- Instructions to follow -
Every line in the listing is to be echoed verbatim.

- Records to use -
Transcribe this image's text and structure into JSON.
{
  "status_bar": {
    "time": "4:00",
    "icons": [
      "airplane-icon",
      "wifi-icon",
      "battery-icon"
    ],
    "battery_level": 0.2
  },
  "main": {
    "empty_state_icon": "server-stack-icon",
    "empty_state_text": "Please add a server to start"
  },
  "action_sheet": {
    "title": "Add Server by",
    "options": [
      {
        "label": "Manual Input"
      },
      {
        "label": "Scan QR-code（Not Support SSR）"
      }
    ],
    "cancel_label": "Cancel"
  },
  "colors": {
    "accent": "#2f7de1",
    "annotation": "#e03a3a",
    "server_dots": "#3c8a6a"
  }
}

- Answer to the problem -
Transcribe this image's text and structure into JSON.
{
  "status_bar": {
    "time": "4:00",
    "icons": [
      "airplane-icon",
      "wifi-icon",
      "battery-icon"
    ],
    "battery_level": 0.2
  },
  "main": {
    "empty_state_icon": "server-stack-icon",
    "empty_state_text": "Please add a server to start"
  },
  "action_sheet": {
    "title": "Add Server by",
    "options": [
      {
        "label": "Manual Input"
      },
      {
        "label": "Scan QR-code（Not Support SSR）"
      }
    ],
    "cancel_label": "Cancel"
  },
  "colors": {
    "accent": "#2f7de1",
    "annotation": "#e03a3a",
    "server_dots": "#3c8a6a"
  }
}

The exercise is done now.